- Extracted records:
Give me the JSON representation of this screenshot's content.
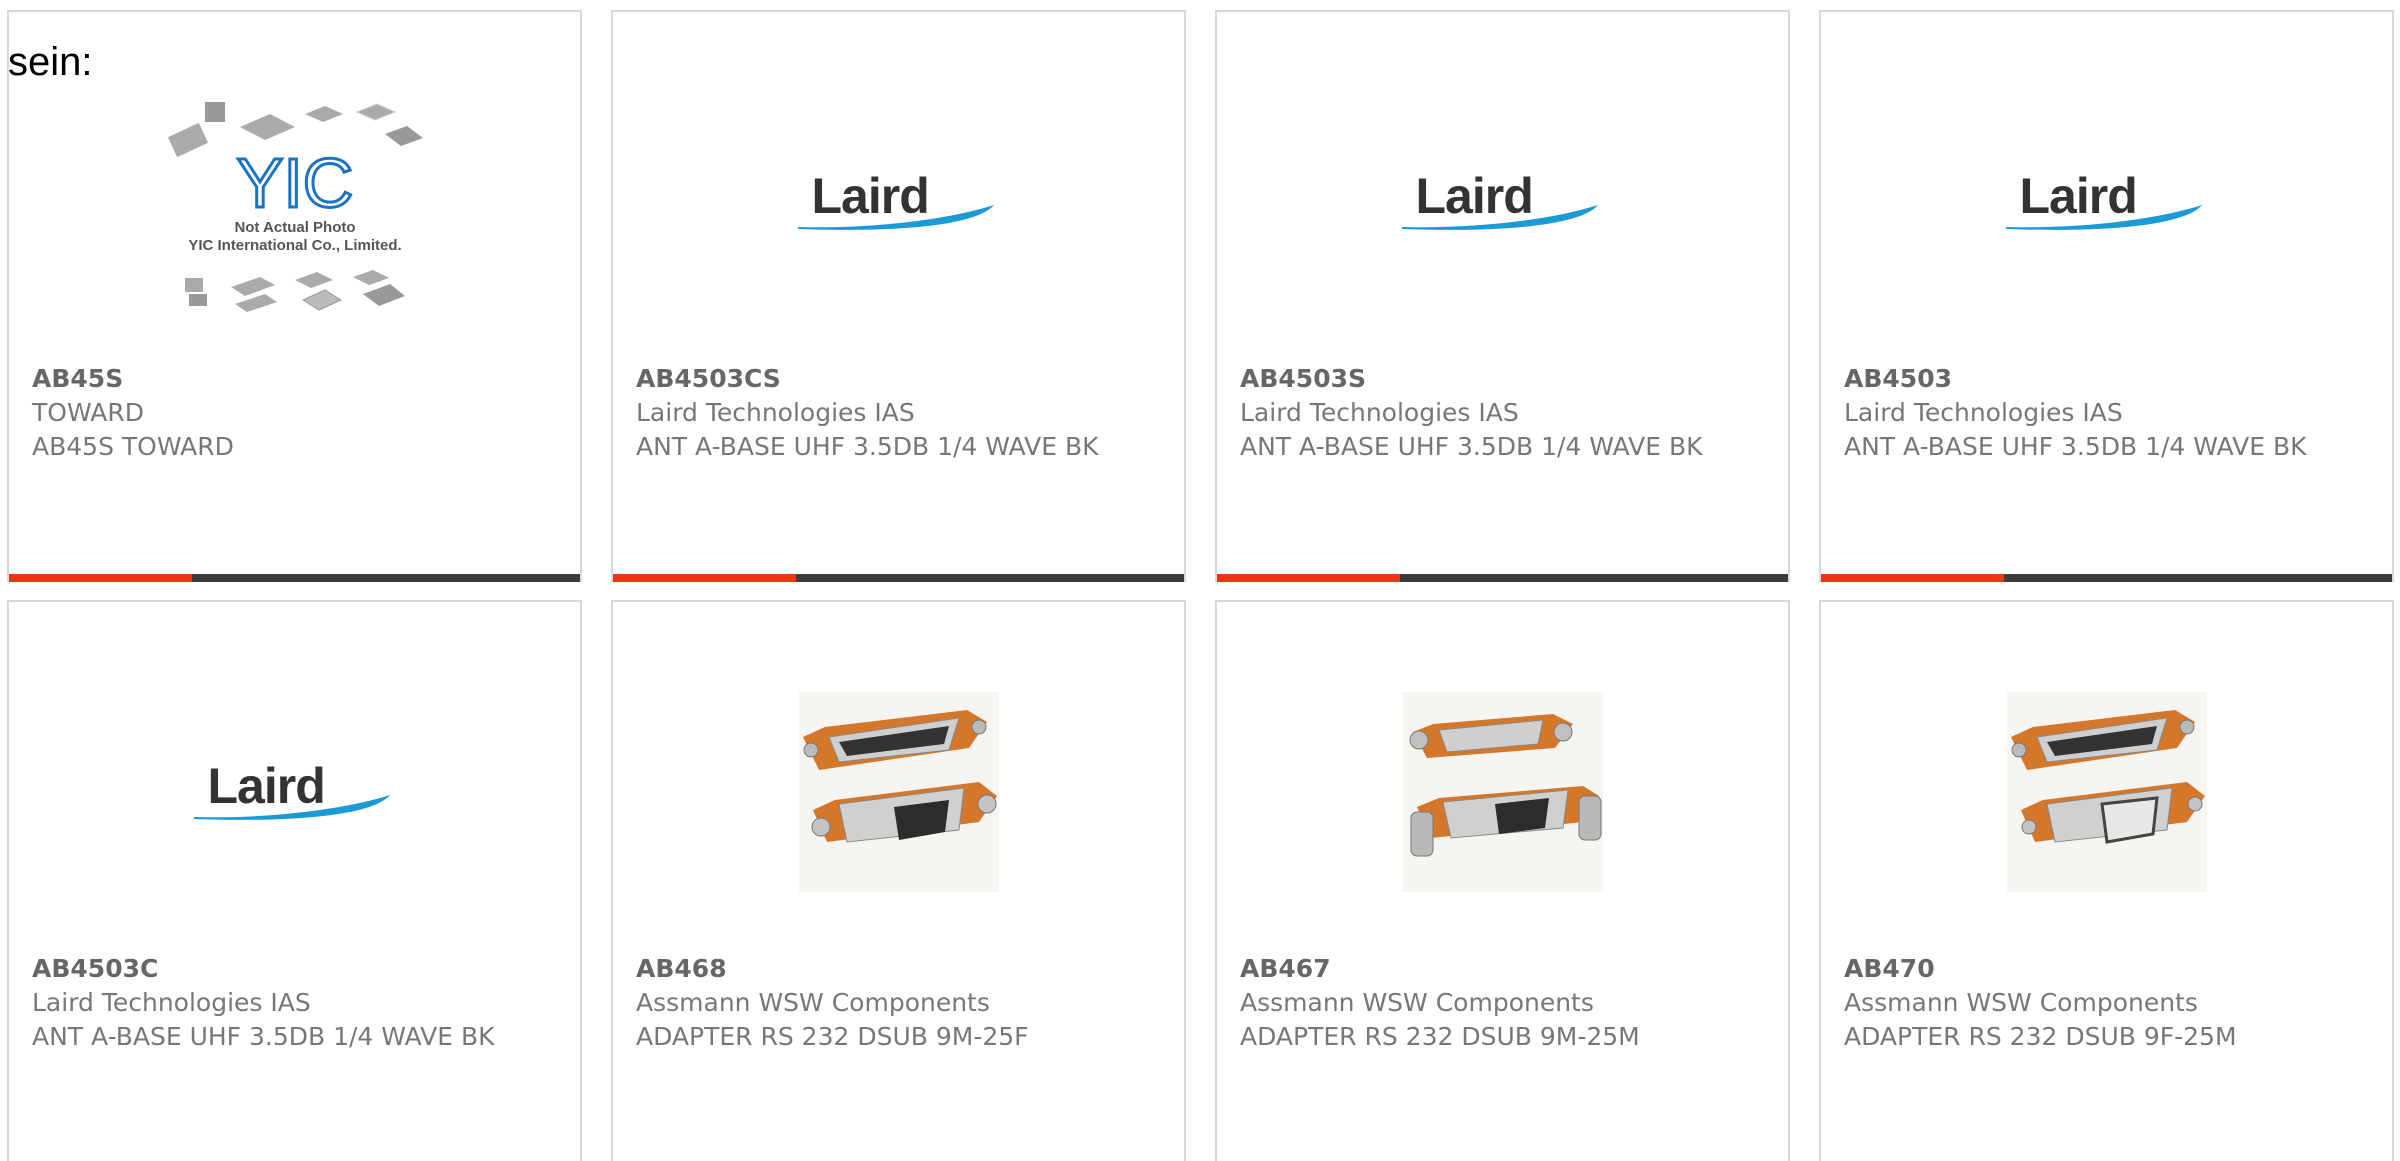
{
  "stray_text": "sein:",
  "colors": {
    "accent_bar": "#e23b12",
    "dark_bar": "#3b3b3b",
    "laird_blue": "#1a9ad6"
  },
  "products": [
    {
      "part_number": "AB45S",
      "manufacturer": "TOWARD",
      "description": "AB45S TOWARD",
      "image": "placeholder-chips-icon",
      "image_caption_1": "Not Actual Photo",
      "image_caption_2": "YIC International Co., Limited.",
      "image_logo": "YIC"
    },
    {
      "part_number": "AB4503CS",
      "manufacturer": "Laird Technologies IAS",
      "description": "ANT A-BASE UHF 3.5DB 1/4 WAVE BK",
      "image": "laird-logo-icon",
      "image_logo": "Laird"
    },
    {
      "part_number": "AB4503S",
      "manufacturer": "Laird Technologies IAS",
      "description": "ANT A-BASE UHF 3.5DB 1/4 WAVE BK",
      "image": "laird-logo-icon",
      "image_logo": "Laird"
    },
    {
      "part_number": "AB4503",
      "manufacturer": "Laird Technologies IAS",
      "description": "ANT A-BASE UHF 3.5DB 1/4 WAVE BK",
      "image": "laird-logo-icon",
      "image_logo": "Laird"
    },
    {
      "part_number": "AB4503C",
      "manufacturer": "Laird Technologies IAS",
      "description": "ANT A-BASE UHF 3.5DB 1/4 WAVE BK",
      "image": "laird-logo-icon",
      "image_logo": "Laird"
    },
    {
      "part_number": "AB468",
      "manufacturer": "Assmann WSW Components",
      "description": "ADAPTER RS 232 DSUB 9M-25F",
      "image": "dsub-adapter-icon"
    },
    {
      "part_number": "AB467",
      "manufacturer": "Assmann WSW Components",
      "description": "ADAPTER RS 232 DSUB 9M-25M",
      "image": "dsub-adapter-icon"
    },
    {
      "part_number": "AB470",
      "manufacturer": "Assmann WSW Components",
      "description": "ADAPTER RS 232 DSUB 9F-25M",
      "image": "dsub-adapter-icon"
    }
  ]
}
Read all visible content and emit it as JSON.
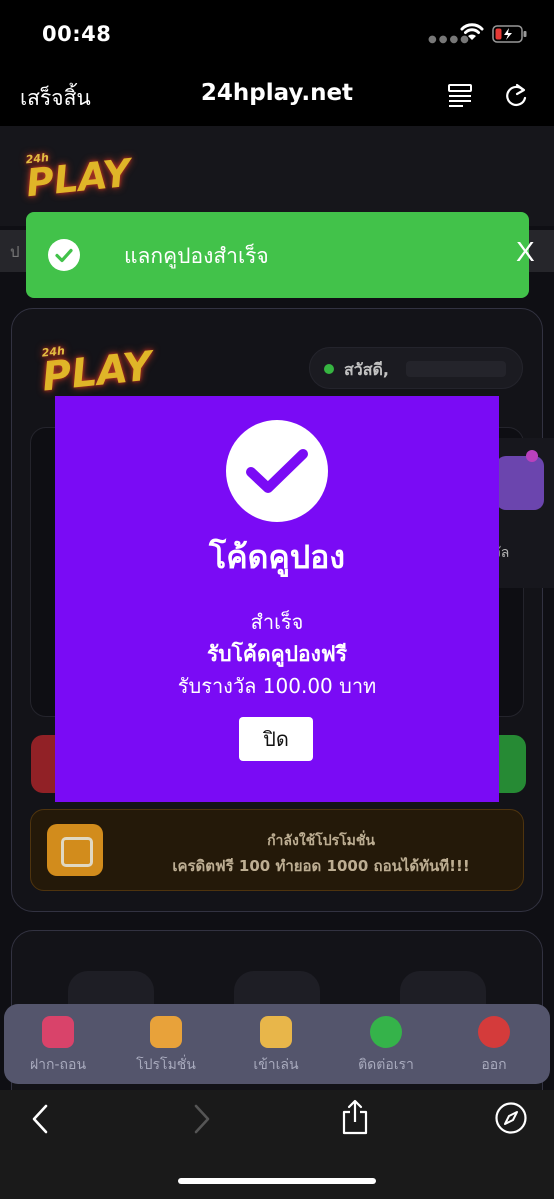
{
  "status_bar": {
    "time": "00:48"
  },
  "browser": {
    "done_label": "เสร็จสิ้น",
    "url": "24hplay.net"
  },
  "site": {
    "logo_small": "24h",
    "logo_word": "PLAY",
    "marquee_text": "ป",
    "greeting": "สวัสดี,",
    "side_reward_label": "งวัล",
    "promo": {
      "title": "กำลังใช้โปรโมชั่น",
      "text": "เครดิตฟรี 100 ทำยอด 1000 ถอนได้ทันที!!!"
    },
    "bottom_nav": [
      {
        "label": "ฝาก-ถอน",
        "icon": "wallet-icon",
        "color": "#d9436a"
      },
      {
        "label": "โปรโมชั่น",
        "icon": "gift-icon",
        "color": "#e8a23a"
      },
      {
        "label": "เข้าเล่น",
        "icon": "play-logo-icon",
        "color": "#e8b64a"
      },
      {
        "label": "ติดต่อเรา",
        "icon": "chat-icon",
        "color": "#35b34a"
      },
      {
        "label": "ออก",
        "icon": "power-icon",
        "color": "#d43b3b"
      }
    ]
  },
  "toast": {
    "message": "แลกคูปองสำเร็จ",
    "close_label": "X",
    "color": "#42c24a"
  },
  "modal": {
    "title": "โค้ดคูปอง",
    "line1": "สำเร็จ",
    "line2": "รับโค้ดคูปองฟรี",
    "line3": "รับรางวัล 100.00 บาท",
    "close_button": "ปิด",
    "color": "#7a0bf5"
  }
}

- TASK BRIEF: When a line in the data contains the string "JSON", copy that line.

- TASK SOLUTION:
Give me the JSON representation of this screenshot's content.
Read all visible content and emit it as JSON.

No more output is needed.